Task to carry out:
Set down the data again in full, keeping every line exactly as it is.

Supplied material:

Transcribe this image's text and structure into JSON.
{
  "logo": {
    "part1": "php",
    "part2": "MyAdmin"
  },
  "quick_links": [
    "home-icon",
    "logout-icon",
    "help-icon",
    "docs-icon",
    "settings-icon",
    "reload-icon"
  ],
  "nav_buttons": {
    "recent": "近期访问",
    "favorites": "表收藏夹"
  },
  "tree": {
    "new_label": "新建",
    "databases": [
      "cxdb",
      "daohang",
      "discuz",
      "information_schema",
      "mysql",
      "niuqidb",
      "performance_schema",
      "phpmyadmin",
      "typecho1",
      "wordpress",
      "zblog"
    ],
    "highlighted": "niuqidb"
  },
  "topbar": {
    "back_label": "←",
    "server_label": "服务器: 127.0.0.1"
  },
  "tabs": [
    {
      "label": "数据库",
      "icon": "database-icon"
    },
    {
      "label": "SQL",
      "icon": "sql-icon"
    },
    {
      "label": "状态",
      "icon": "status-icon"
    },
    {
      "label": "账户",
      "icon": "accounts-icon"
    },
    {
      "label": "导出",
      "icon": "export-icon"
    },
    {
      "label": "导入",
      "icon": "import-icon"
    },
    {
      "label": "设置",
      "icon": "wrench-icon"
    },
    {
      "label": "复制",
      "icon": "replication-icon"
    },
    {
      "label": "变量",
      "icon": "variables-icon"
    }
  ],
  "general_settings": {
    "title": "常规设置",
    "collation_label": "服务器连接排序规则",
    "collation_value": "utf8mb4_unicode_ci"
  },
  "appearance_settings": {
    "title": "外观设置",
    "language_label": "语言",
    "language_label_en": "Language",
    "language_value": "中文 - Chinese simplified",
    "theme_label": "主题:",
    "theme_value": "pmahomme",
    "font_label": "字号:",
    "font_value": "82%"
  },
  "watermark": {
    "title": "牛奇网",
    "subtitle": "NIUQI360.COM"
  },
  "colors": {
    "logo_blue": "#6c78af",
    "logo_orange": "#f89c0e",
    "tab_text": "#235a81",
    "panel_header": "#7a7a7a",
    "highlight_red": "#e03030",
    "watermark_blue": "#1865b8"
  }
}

Output below:
Transcribe this image's text and structure into JSON.
{
  "logo": {
    "part1": "php",
    "part2": "MyAdmin"
  },
  "quick_links": [
    "home-icon",
    "logout-icon",
    "help-icon",
    "docs-icon",
    "settings-icon",
    "reload-icon"
  ],
  "nav_buttons": {
    "recent": "近期访问",
    "favorites": "表收藏夹"
  },
  "tree": {
    "new_label": "新建",
    "databases": [
      "cxdb",
      "daohang",
      "discuz",
      "information_schema",
      "mysql",
      "niuqidb",
      "performance_schema",
      "phpmyadmin",
      "typecho1",
      "wordpress",
      "zblog"
    ],
    "highlighted": "niuqidb"
  },
  "topbar": {
    "back_label": "←",
    "server_label": "服务器: 127.0.0.1"
  },
  "tabs": [
    {
      "label": "数据库",
      "icon": "database-icon"
    },
    {
      "label": "SQL",
      "icon": "sql-icon"
    },
    {
      "label": "状态",
      "icon": "status-icon"
    },
    {
      "label": "账户",
      "icon": "accounts-icon"
    },
    {
      "label": "导出",
      "icon": "export-icon"
    },
    {
      "label": "导入",
      "icon": "import-icon"
    },
    {
      "label": "设置",
      "icon": "wrench-icon"
    },
    {
      "label": "复制",
      "icon": "replication-icon"
    },
    {
      "label": "变量",
      "icon": "variables-icon"
    }
  ],
  "general_settings": {
    "title": "常规设置",
    "collation_label": "服务器连接排序规则",
    "collation_value": "utf8mb4_unicode_ci"
  },
  "appearance_settings": {
    "title": "外观设置",
    "language_label": "语言",
    "language_label_en": "Language",
    "language_value": "中文 - Chinese simplified",
    "theme_label": "主题:",
    "theme_value": "pmahomme",
    "font_label": "字号:",
    "font_value": "82%"
  },
  "watermark": {
    "title": "牛奇网",
    "subtitle": "NIUQI360.COM"
  },
  "colors": {
    "logo_blue": "#6c78af",
    "logo_orange": "#f89c0e",
    "tab_text": "#235a81",
    "panel_header": "#7a7a7a",
    "highlight_red": "#e03030",
    "watermark_blue": "#1865b8"
  }
}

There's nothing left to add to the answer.